Consumer Affairs - Survey: housing market still suffers from 2008 hangover

Survey: housing market still suffers from 2008 hangover
Economic worries now 'the new normal'

The housing market appears healthy. Despite tight inventories, sales keep rising and so do prices. The market appears to have come a long way since the depths of the 2008 financial crisis, when homes prices imploded.

But a new survey suggests the market is still suffering a hangover. The ValueInsured Modern Homebuyer Survey found there is still some nervousness influencing home buying decisions today, a condition it declares as “the new normal.” In particular, it affects Millennials.

When faced with a decision whether to buy or upgrade a home, 63% of consumers and 72% of Millennials say that the 2008 financial crisis has been a source or worry and affected their decision. From now on, the survey authors wrote, this is likely to be a consistent concern.

Here are some of the sources of concern:

  1. Nearly 59% of consumers as a whole, and 68% of Millennials, say global economic events, such as the Brexit, worry them.
  2. About 63% of Americans and 70% of Millennials say the U.S. economy is worrisome.
  3. Nearly half of Americans and 61% of Millennials says concern about national security is causing them to think twice before buying a home.
  4. More than half of Americans and 71% of Millennials say worries about job security, or the difficulty in getting a new one, could make them hesitate.

Roots of concerns

For those who may have forgotten, the housing boom sent home sales surging and prices skyrocketing in the early 2000s. To make it possible for more people to purchase a home, lenders didn't always ask a lot of questions.

Buyers with little or no credit were offered subprime loans that began with low “teaser” rates that adjusted to much higher rates later on. Because the interest rates on subprime loans were much higher than prime loans, subprime mortgages were “securitized” and sold on Wall Street.

When these loans began charging higher rates, many subprime borrowers were forced into foreclosure.

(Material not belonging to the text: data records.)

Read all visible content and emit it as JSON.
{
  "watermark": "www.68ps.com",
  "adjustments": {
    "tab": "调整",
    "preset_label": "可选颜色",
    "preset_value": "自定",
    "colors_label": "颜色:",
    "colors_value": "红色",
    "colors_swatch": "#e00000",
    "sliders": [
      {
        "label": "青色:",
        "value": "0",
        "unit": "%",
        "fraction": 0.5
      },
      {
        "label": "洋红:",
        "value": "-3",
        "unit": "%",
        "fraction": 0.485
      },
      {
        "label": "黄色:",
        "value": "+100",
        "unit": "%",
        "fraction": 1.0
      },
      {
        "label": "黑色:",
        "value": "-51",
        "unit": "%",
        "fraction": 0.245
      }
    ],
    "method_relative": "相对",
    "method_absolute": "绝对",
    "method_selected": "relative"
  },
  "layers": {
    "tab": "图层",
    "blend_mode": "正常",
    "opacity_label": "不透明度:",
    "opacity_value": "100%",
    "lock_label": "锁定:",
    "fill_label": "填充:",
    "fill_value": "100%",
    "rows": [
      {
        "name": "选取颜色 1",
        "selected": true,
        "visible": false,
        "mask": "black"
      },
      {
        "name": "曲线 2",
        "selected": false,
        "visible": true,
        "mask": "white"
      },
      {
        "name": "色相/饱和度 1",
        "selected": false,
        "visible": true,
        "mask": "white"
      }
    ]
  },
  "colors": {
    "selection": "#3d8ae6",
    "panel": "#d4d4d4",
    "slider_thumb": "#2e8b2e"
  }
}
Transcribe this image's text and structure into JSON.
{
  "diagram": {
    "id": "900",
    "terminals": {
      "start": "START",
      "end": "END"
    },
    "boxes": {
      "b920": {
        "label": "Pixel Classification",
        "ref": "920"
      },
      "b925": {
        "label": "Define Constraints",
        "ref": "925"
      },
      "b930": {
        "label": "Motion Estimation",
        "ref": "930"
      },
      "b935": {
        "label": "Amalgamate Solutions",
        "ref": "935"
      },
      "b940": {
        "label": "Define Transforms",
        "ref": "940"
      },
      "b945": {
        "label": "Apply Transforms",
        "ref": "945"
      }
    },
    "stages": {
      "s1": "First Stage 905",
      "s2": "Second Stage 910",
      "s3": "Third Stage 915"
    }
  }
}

That set off a collapse in the market for subprime mortgage securities, a crisis that nearly brought down the financial system.

All of that pulled the rug out from under home prices, and as prices fell, more people ended up in foreclosure. That, the survey concludes, is the cause of “the new normal” in housing.

Bright spots

That said, the survey did find a few bright spots. The housing recovery to date has been real. Beyond that, it found that confidence in the market, while not robust, is trending higher.

The ValueInsured Housing Confidence Index measure was 68.7 points in June, up 1.7 points from March.